  1. Bravo!! Beautifully done, and chock full of great detail! I had no idea Stanwyck was considered for Mildred - I think she would have done a great job, but it is one of those "what ifs" that will be consigned to movie history. I do think this as Joan's absolute peak - she's hanging onto that Oscar for dear life! She EARNED it!!

    1. Hi Kristy, thanks! I put a lot into this one, and try to cover aspects that haven't been discussed...Which is why I didn't write about Mildred for so long. It's been covered so much! I think most of the major WB actresses were considered. And Mildred is sort of an everywoman sort of character that several actresses might have been effective, too. But Joan was the right actress at the right time, and she did a great job! Cheers, Rick

  2. Ann Sheridan got her turn in Nora Prentiss. Great job as usual, Rick!

    1. Thank you!
      I'm taking advantage of the unexpected time off and writing ahead on my blog!
      Cheers, Rick

  3. I loved reading this! It's such a GREAT movie with so much to offer. As you say, the humor, the drama, the compelling storyline... All with JC in firm command of her faculties and driving it forward beautifully. I live for the moment when she barks out, "VEDA!" And Blyth was quite accomplished for her age. Great at being a real bitch, even though she was by all accounts very nice in real life. I cannot tell you how much I want Hallmark to do a leading ladies series of holiday ornaments, one of them being JC in her fur hat and coat (fur?!@?!) and gun (gun!?!?) - LOL But, no, we need more National Lampoon, NFL players and Star Wars instead.... It's a crime that Dorothy McGuire wasn't recognized for ATGIB. She (and the whole thing) was just wonderful. Thanks for all the great insights, tidbits, etc...

    1. Hi Poseidon! I give Ann Blyth credit, when asked about being able to play such a bitch at 17, she's been quite honest that everyone has a dark place in themselves and she tapped into it! The thought of a JC Christmas ornament sporting a fur and gun gave me a morning giggle! And McGuire getting over looked that year is a pet peeve of mine, as aside from Crawford, the other noms were not esp. worthy that year. I put a lot into this one, so thank you. And thanks for keeping your blog up when you're so busy. Cheers, Rick

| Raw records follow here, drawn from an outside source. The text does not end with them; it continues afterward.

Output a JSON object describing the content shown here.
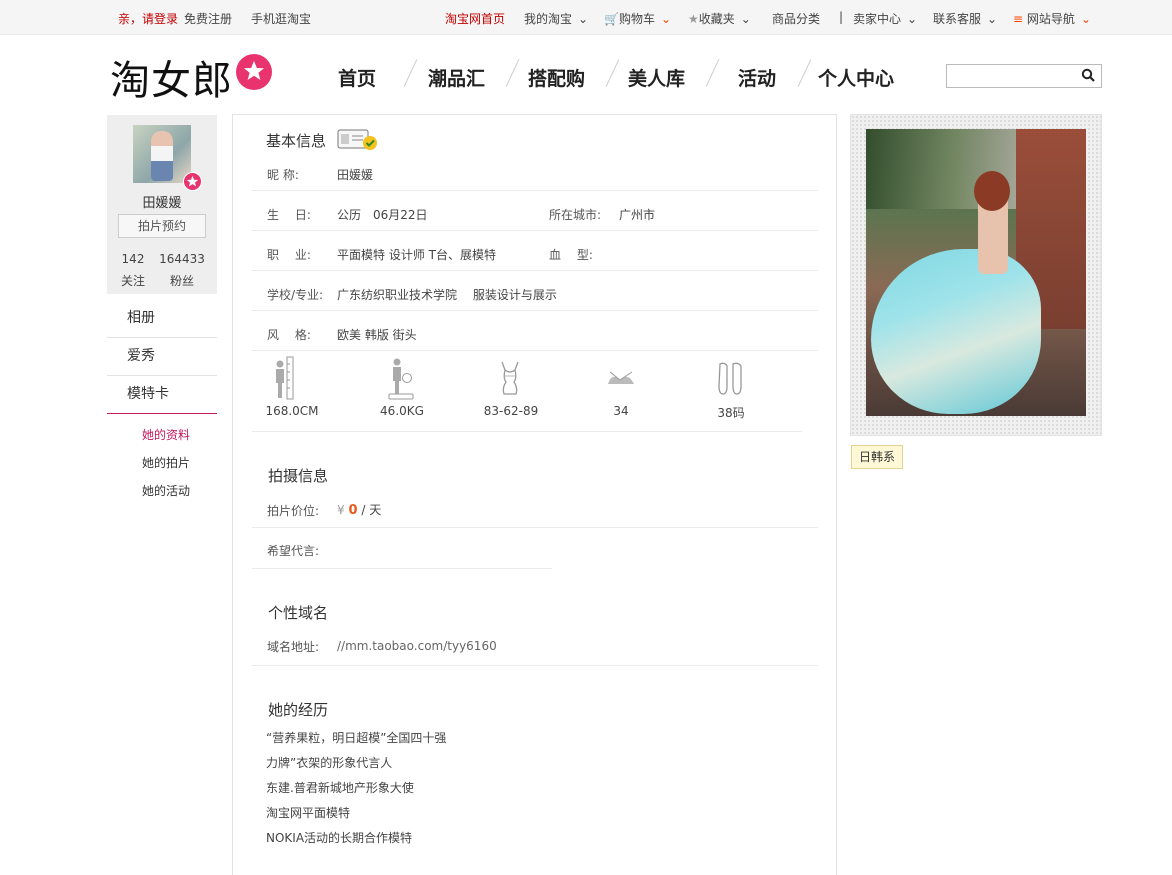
{
  "topbar": {
    "greeting": "亲，请登录",
    "register": "免费注册",
    "mobile": "手机逛淘宝",
    "taobao_home": "淘宝网首页",
    "my_taobao": "我的淘宝",
    "cart": "购物车",
    "favorites": "收藏夹",
    "categories": "商品分类",
    "seller_center": "卖家中心",
    "customer_service": "联系客服",
    "site_nav": "网站导航"
  },
  "header": {
    "logo_text": "淘女郎",
    "nav": [
      "首页",
      "潮品汇",
      "搭配购",
      "美人库",
      "活动",
      "个人中心"
    ],
    "search": {
      "value": "",
      "placeholder": ""
    }
  },
  "profile": {
    "name": "田媛媛",
    "book_button": "拍片预约",
    "following_count": "142",
    "following_label": "关注",
    "fans_count": "164433",
    "fans_label": "粉丝"
  },
  "sidenav": {
    "items": [
      "相册",
      "爱秀",
      "模特卡"
    ],
    "sub_items": [
      "她的资料",
      "她的拍片",
      "她的活动"
    ]
  },
  "basic_info": {
    "title": "基本信息",
    "nickname_label": "昵 称:",
    "nickname": "田媛媛",
    "birthday_label": "生　 日:",
    "birthday": "公历　06月22日",
    "city_label": "所在城市:",
    "city": "广州市",
    "job_label": "职　 业:",
    "job": "平面模特 设计师 T台、展模特",
    "blood_label": "血　 型:",
    "blood": "",
    "school_label": "学校/专业:",
    "school": "广东纺织职业技术学院　 服装设计与展示",
    "style_label": "风　 格:",
    "style": "欧美 韩版 街头",
    "stats": [
      {
        "icon": "height-icon",
        "value": "168.0CM"
      },
      {
        "icon": "weight-icon",
        "value": "46.0KG"
      },
      {
        "icon": "measurements-icon",
        "value": "83-62-89"
      },
      {
        "icon": "cup-size-icon",
        "value": "34"
      },
      {
        "icon": "shoe-size-icon",
        "value": "38码"
      }
    ]
  },
  "shoot_info": {
    "title": "拍摄信息",
    "price_label": "拍片价位:",
    "price_currency": "¥",
    "price_value": "0",
    "price_unit": "/ 天",
    "endorse_label": "希望代言:",
    "endorse": ""
  },
  "domain_info": {
    "title": "个性域名",
    "label": "域名地址:",
    "url": "//mm.taobao.com/tyy6160"
  },
  "experience": {
    "title": "她的经历",
    "items": [
      "“营养果粒，明日超模”全国四十强",
      "力牌”衣架的形象代言人",
      "东建.普君新城地产形象大使",
      "淘宝网平面模特",
      "NOKIA活动的长期合作模特"
    ]
  },
  "right": {
    "tag": "日韩系"
  },
  "colors": {
    "brand_pink": "#e8336e",
    "accent_red": "#c40000",
    "active_purple": "#c2185b",
    "price_orange": "#e85a1b"
  }
}
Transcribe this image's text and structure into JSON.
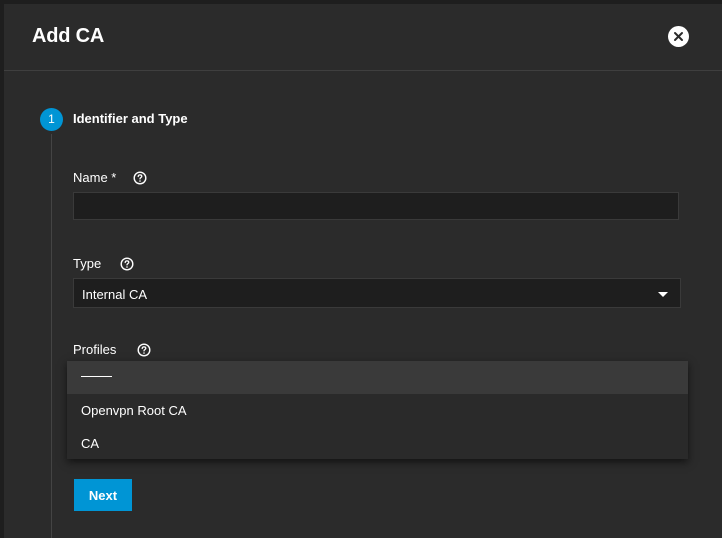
{
  "dialog": {
    "title": "Add CA",
    "close_icon": "close-icon"
  },
  "stepper": {
    "step_number": "1",
    "step_title": "Identifier and Type"
  },
  "form": {
    "name": {
      "label": "Name *",
      "value": "",
      "placeholder": "",
      "help_icon": "help-circle-icon"
    },
    "type": {
      "label": "Type",
      "selected": "Internal CA",
      "help_icon": "help-circle-icon"
    },
    "profiles": {
      "label": "Profiles",
      "help_icon": "help-circle-icon",
      "options": [
        "",
        "Openvpn Root CA",
        "CA"
      ]
    }
  },
  "actions": {
    "next_label": "Next"
  },
  "colors": {
    "accent": "#0095d5",
    "background": "#2b2b2b",
    "input_background": "#1e1e1e"
  }
}
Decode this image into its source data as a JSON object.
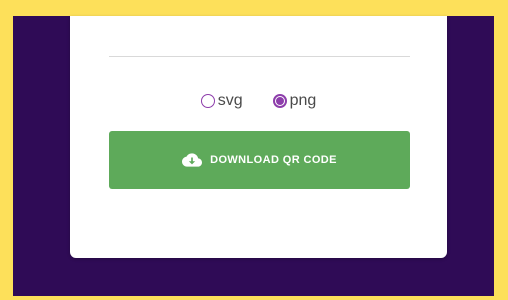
{
  "export_format": {
    "options": [
      {
        "label": "svg",
        "selected": false
      },
      {
        "label": "png",
        "selected": true
      }
    ]
  },
  "download_button": {
    "label": "DOWNLOAD QR CODE",
    "icon": "cloud-download-icon"
  },
  "colors": {
    "outer_frame": "#fde05a",
    "backdrop": "#2f0b56",
    "card": "#ffffff",
    "radio_accent": "#8d3dab",
    "button": "#5eaa5a"
  }
}
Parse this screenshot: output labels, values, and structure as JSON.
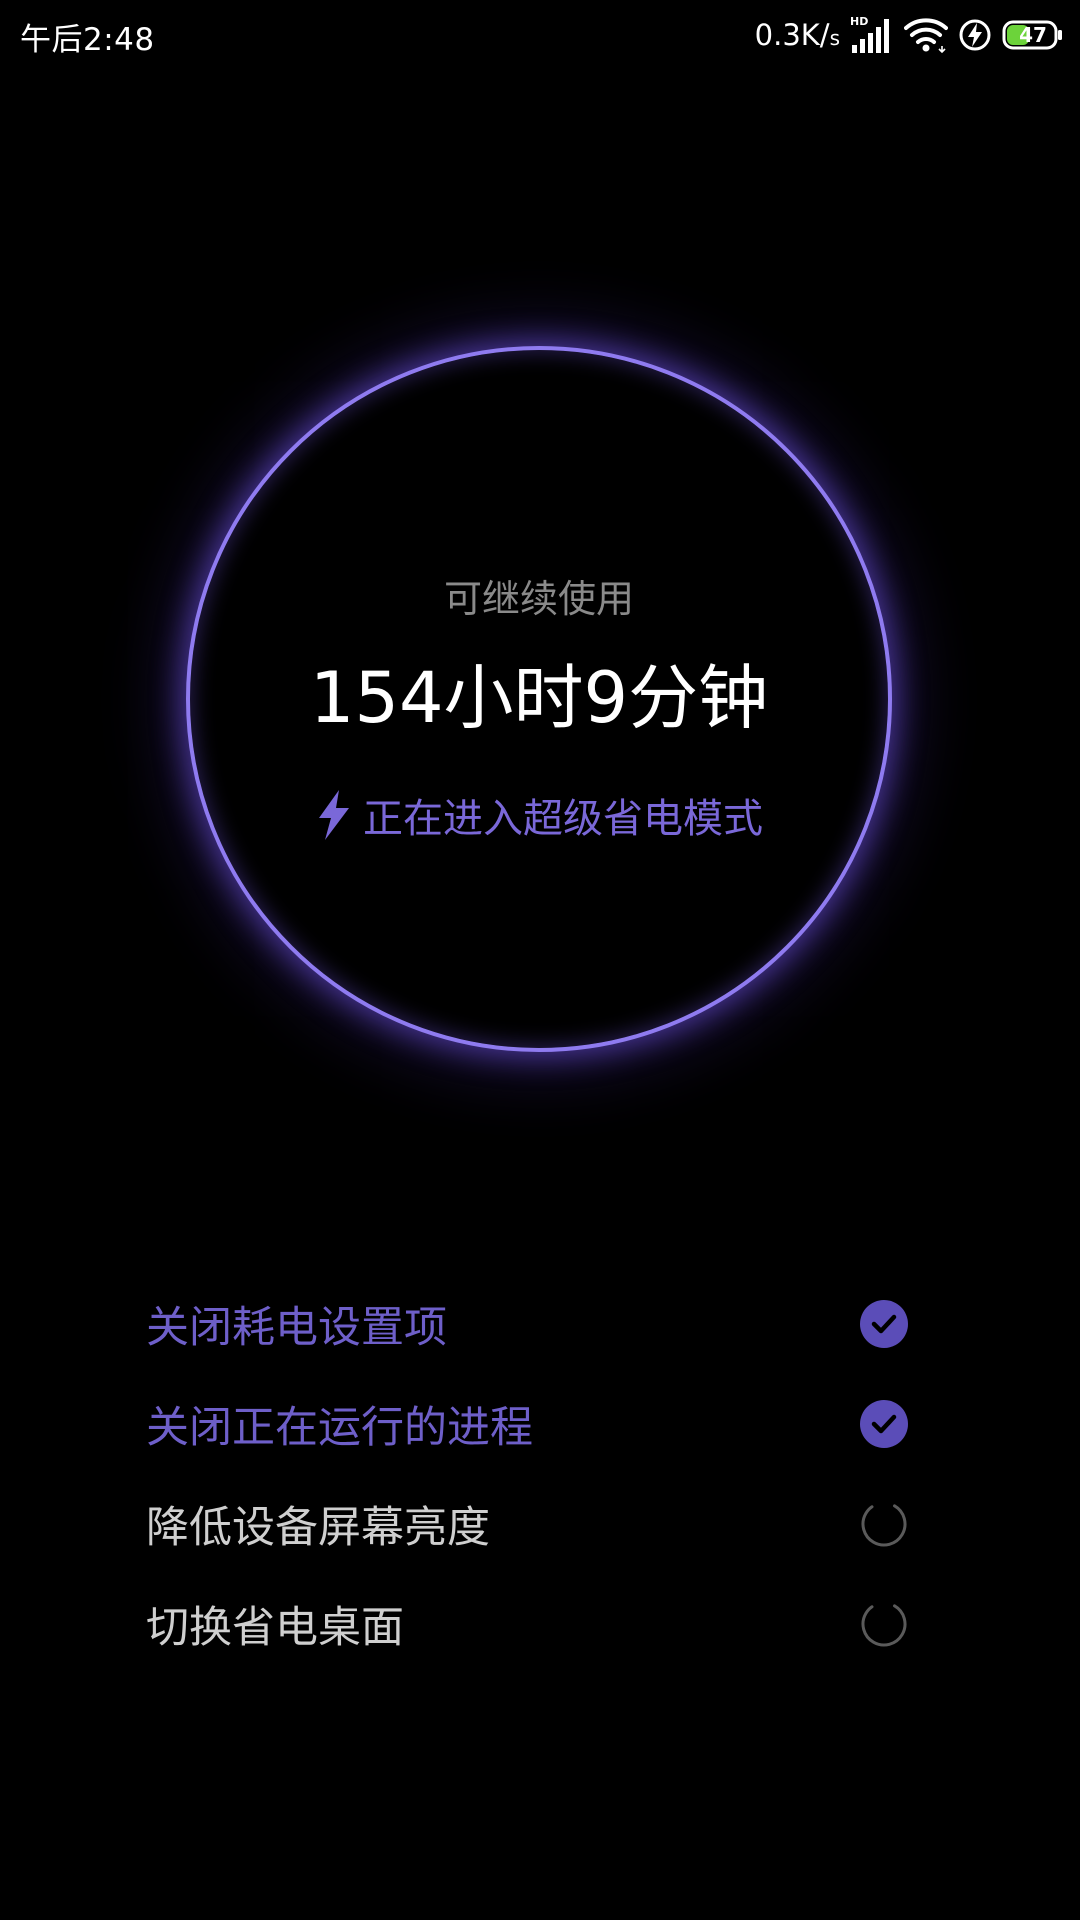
{
  "status_bar": {
    "time": "午后2:48",
    "net_speed_value": "0.3K/",
    "net_speed_unit": "s",
    "signal_badge": "HD",
    "battery_level": "47",
    "icons": [
      "signal-icon",
      "wifi-icon",
      "charging-icon",
      "battery-icon"
    ]
  },
  "ring": {
    "caption": "可继续使用",
    "remaining_time": "154小时9分钟",
    "status_text": "正在进入超级省电模式",
    "status_icon": "lightning-icon"
  },
  "tasks": [
    {
      "label": "关闭耗电设置项",
      "state": "done"
    },
    {
      "label": "关闭正在运行的进程",
      "state": "done"
    },
    {
      "label": "降低设备屏幕亮度",
      "state": "pending"
    },
    {
      "label": "切换省电桌面",
      "state": "pending"
    }
  ],
  "colors": {
    "accent": "#7a68d8",
    "ring": "#8f7bf0",
    "background": "#000000",
    "pending_text": "#cfcfcf",
    "caption_text": "#8a8a8a",
    "battery_fill": "#6cd33a"
  }
}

  4. Absolutely speechless to say. Love very much.

    1. Thanks! Glad you enjoyed. I could watch Mildred weekly!
      Cheers, Rick